**About this task**
Nothing but a number belongs in the answer: how many lines of the records below contain the string "Your".

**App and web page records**
*** Begin section ***
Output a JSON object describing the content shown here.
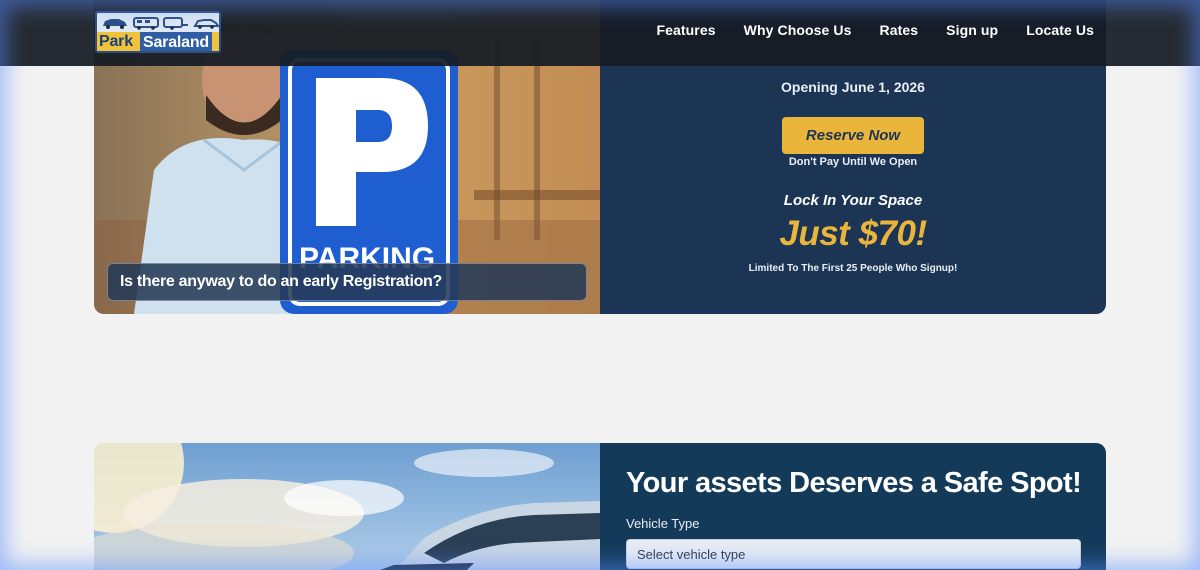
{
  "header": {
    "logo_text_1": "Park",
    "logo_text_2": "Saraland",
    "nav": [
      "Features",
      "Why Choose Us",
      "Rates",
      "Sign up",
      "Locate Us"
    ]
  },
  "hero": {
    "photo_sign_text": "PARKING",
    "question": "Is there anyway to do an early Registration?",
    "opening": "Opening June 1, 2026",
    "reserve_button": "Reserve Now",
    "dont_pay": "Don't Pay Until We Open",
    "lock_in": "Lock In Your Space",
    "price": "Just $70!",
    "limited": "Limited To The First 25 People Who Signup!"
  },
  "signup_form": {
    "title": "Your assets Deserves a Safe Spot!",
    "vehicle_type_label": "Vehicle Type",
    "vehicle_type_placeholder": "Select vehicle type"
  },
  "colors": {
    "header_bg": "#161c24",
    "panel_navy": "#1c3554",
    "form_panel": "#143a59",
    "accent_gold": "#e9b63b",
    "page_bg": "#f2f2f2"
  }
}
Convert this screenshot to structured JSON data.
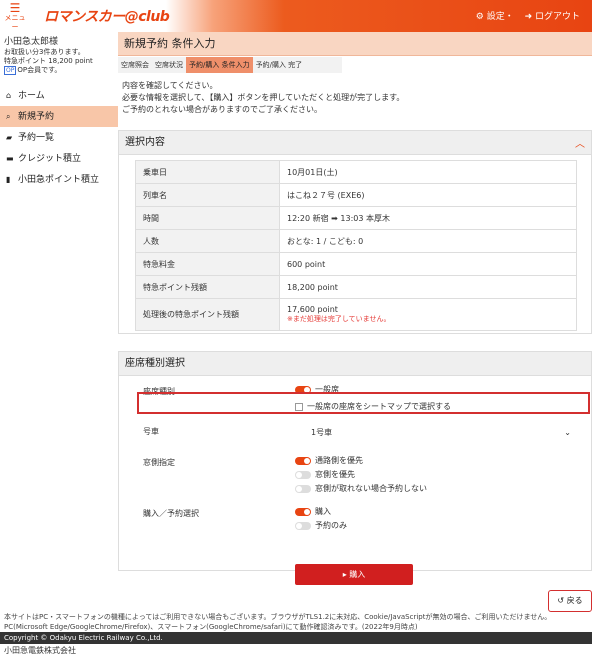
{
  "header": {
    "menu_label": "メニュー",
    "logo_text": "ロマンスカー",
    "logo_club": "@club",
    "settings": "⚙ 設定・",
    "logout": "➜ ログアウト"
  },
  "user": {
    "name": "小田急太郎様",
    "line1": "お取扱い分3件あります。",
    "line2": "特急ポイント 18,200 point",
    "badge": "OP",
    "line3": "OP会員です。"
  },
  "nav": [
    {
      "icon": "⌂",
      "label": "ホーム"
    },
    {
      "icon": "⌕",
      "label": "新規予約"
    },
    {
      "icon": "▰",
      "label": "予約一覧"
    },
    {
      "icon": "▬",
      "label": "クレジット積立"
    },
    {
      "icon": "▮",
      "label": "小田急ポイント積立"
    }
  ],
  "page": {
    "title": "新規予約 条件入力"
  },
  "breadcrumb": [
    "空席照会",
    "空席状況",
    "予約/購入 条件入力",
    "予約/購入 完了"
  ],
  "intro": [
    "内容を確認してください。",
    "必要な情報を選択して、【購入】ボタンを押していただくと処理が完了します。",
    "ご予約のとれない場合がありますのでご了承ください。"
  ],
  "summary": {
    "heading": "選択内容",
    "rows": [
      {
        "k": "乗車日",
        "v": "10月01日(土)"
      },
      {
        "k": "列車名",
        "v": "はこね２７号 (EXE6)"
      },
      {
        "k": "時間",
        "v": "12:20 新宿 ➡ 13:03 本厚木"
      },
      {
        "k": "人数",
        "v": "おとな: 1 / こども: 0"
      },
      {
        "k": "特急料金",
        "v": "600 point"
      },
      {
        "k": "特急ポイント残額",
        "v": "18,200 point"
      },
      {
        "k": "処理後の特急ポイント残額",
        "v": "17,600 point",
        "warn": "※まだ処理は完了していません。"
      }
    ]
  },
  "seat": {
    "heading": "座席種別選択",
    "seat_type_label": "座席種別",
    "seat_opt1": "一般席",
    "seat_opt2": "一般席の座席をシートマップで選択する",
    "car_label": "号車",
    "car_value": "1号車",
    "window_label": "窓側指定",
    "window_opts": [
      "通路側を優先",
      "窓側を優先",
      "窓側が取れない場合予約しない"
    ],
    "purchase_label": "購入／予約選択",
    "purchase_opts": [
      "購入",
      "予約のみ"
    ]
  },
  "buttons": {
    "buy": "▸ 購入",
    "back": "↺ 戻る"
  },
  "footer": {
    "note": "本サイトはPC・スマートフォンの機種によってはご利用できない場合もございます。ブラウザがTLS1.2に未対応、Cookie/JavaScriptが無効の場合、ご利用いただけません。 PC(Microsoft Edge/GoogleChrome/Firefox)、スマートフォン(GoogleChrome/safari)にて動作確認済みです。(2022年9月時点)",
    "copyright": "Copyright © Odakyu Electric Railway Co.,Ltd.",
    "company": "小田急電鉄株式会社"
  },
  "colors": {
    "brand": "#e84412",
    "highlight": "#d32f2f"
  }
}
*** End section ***
**Answer to this exercise**
2